Task goal >> I'd like the number of lines in the material below that include the word "birthday", written with no other text.

(Information shown Opens)

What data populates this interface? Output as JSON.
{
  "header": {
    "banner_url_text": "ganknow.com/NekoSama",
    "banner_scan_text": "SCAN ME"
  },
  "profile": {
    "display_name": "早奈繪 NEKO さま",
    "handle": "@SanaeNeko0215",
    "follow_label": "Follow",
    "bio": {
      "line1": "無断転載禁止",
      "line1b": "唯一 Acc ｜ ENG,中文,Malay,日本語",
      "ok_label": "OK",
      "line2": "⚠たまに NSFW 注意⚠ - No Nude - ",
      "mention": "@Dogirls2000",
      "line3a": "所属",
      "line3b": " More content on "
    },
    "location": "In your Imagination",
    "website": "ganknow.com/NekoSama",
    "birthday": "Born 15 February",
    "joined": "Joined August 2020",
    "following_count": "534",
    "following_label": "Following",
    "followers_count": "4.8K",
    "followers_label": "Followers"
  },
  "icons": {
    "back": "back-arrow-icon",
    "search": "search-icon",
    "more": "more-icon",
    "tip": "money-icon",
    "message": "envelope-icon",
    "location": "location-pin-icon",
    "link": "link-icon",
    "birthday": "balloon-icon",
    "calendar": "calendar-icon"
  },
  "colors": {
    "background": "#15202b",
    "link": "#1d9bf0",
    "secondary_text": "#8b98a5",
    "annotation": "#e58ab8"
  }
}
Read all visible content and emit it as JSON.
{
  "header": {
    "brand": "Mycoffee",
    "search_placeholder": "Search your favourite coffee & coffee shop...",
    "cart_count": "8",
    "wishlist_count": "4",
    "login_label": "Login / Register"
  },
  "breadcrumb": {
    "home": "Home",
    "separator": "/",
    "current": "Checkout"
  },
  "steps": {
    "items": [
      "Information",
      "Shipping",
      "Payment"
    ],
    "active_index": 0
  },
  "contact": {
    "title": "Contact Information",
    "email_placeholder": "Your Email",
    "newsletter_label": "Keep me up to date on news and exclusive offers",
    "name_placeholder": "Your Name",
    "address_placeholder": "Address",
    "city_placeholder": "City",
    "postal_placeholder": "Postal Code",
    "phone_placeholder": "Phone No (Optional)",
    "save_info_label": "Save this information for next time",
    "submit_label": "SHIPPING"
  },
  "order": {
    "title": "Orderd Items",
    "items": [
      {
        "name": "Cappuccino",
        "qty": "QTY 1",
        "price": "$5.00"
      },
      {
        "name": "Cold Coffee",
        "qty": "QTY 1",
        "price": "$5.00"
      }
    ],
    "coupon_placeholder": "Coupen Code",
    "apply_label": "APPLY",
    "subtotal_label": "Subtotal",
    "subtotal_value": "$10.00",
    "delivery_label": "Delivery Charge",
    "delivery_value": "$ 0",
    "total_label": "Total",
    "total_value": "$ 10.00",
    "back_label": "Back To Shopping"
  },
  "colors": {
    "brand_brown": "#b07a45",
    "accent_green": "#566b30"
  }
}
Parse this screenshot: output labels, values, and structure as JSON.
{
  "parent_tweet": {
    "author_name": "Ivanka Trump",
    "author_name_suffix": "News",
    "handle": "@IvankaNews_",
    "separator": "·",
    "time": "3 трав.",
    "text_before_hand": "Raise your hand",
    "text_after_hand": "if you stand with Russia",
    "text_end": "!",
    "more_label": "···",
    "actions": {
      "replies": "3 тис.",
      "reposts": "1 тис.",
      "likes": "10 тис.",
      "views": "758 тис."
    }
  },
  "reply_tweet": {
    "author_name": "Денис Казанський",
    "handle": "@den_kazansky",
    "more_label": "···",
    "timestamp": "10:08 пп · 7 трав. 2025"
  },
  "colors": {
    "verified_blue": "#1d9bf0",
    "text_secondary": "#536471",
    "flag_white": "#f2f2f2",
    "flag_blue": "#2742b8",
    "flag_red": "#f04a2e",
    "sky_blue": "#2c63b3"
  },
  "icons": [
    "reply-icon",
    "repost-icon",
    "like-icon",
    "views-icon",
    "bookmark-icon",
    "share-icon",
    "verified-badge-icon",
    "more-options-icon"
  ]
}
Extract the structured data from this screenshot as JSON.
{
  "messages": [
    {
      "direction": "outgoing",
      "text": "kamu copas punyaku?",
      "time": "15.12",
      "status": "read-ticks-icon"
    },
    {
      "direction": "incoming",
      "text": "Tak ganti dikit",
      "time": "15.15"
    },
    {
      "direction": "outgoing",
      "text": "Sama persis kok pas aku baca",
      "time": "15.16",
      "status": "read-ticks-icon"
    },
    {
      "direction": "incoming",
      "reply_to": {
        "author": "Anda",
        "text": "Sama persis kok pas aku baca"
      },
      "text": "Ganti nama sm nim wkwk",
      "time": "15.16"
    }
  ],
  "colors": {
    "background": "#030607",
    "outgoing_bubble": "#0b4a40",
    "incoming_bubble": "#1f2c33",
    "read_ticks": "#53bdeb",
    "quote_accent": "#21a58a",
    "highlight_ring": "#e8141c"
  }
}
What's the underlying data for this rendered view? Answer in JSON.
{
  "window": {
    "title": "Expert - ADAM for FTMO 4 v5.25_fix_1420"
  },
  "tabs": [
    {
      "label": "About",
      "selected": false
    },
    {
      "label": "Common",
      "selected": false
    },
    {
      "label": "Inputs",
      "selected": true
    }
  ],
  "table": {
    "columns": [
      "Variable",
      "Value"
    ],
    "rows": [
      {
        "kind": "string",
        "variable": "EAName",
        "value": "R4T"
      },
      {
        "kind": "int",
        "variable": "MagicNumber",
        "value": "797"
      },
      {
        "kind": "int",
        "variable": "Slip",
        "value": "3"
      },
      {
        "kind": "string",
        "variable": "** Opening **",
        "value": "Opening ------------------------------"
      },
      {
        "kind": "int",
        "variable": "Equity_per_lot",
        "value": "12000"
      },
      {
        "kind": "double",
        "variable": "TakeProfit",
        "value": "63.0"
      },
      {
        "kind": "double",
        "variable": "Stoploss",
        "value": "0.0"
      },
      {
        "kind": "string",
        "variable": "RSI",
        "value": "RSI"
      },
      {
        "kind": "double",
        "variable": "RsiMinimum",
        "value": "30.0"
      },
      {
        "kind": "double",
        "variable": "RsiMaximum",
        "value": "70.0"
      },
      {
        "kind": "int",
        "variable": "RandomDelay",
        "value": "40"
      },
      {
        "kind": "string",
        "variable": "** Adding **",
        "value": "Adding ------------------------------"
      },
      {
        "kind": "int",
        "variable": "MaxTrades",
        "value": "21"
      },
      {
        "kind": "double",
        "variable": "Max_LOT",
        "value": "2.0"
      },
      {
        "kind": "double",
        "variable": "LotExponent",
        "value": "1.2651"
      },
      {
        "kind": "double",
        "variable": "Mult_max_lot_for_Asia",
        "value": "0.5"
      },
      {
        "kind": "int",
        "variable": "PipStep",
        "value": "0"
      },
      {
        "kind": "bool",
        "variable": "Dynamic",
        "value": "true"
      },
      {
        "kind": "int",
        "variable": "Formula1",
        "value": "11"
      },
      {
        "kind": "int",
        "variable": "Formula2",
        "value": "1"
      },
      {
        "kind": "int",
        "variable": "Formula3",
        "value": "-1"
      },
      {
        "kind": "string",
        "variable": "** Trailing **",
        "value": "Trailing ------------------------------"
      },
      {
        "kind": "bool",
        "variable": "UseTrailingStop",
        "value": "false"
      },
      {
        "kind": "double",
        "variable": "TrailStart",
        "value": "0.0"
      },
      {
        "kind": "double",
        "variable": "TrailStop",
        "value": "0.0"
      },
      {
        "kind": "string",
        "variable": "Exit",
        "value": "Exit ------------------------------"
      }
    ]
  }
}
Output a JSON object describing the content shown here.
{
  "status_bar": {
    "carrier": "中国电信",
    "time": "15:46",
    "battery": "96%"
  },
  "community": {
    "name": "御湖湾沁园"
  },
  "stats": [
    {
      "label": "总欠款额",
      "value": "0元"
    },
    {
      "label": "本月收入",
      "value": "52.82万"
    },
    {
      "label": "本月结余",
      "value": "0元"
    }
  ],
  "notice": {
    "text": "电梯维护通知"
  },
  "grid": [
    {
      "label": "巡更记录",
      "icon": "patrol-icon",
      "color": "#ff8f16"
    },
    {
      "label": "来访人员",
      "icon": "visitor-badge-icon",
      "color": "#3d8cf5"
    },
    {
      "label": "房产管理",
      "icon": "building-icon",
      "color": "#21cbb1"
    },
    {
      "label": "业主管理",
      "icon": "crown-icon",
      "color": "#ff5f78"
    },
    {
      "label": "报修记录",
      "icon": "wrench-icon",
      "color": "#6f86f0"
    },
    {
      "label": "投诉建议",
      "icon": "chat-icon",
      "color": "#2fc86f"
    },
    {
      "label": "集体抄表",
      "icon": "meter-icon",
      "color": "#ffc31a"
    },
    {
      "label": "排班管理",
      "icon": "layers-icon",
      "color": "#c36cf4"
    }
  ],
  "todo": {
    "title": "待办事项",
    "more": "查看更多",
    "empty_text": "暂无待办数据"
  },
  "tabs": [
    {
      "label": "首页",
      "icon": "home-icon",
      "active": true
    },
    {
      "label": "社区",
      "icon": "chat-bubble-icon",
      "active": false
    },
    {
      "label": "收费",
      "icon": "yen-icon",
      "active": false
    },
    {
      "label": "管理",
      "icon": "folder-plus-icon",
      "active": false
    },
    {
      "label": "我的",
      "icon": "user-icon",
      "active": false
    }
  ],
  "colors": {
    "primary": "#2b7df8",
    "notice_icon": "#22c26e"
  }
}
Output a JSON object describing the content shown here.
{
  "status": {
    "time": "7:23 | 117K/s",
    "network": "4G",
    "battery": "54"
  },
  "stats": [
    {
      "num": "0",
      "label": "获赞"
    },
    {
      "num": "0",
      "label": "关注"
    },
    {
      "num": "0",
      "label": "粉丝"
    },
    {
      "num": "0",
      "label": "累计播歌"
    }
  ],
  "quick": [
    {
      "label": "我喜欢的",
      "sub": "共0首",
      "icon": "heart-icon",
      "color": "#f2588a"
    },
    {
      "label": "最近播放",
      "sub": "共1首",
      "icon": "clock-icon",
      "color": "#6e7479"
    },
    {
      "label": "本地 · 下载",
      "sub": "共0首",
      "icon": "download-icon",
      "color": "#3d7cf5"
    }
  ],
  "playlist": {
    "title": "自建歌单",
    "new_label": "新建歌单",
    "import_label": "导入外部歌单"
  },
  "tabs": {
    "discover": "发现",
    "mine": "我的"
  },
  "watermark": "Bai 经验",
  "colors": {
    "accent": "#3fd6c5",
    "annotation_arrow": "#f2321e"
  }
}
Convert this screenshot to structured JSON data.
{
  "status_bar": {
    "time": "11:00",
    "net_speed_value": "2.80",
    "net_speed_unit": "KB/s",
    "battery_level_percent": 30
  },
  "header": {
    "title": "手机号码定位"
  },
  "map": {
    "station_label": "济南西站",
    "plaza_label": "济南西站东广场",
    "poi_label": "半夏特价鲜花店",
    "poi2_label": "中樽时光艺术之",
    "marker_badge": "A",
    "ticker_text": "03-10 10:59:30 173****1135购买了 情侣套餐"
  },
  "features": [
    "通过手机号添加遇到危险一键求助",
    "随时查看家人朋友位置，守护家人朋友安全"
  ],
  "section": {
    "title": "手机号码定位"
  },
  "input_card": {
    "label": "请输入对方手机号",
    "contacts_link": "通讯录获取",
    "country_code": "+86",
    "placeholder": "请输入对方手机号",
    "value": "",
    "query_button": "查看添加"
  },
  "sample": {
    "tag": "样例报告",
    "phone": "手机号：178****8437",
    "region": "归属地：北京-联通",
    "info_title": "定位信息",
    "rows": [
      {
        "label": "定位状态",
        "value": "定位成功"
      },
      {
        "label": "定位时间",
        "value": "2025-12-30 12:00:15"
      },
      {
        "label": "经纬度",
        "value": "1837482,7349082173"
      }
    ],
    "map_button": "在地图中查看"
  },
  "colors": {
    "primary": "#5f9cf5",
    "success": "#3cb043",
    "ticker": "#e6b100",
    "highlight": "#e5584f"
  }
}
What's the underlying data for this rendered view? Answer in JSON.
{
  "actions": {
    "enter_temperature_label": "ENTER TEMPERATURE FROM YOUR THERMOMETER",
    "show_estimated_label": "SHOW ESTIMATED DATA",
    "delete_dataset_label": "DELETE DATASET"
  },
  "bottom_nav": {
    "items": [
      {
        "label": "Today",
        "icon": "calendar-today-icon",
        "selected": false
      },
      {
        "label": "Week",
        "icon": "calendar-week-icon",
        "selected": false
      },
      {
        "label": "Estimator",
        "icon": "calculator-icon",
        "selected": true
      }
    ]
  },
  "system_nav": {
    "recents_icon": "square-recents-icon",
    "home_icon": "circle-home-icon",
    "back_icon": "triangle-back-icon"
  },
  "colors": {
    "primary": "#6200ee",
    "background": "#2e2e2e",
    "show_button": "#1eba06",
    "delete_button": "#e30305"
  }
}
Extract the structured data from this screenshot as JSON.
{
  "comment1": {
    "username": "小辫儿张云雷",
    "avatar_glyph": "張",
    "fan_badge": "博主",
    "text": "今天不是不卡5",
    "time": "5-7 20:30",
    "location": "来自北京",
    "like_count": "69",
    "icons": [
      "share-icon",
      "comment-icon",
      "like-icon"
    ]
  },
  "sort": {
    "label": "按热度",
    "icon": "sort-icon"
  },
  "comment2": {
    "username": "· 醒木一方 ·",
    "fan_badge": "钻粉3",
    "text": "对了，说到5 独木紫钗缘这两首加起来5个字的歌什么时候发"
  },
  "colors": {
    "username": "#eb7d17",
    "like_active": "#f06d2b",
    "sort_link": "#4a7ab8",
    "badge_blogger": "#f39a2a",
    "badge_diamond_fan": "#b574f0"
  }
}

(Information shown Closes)

Result >> 2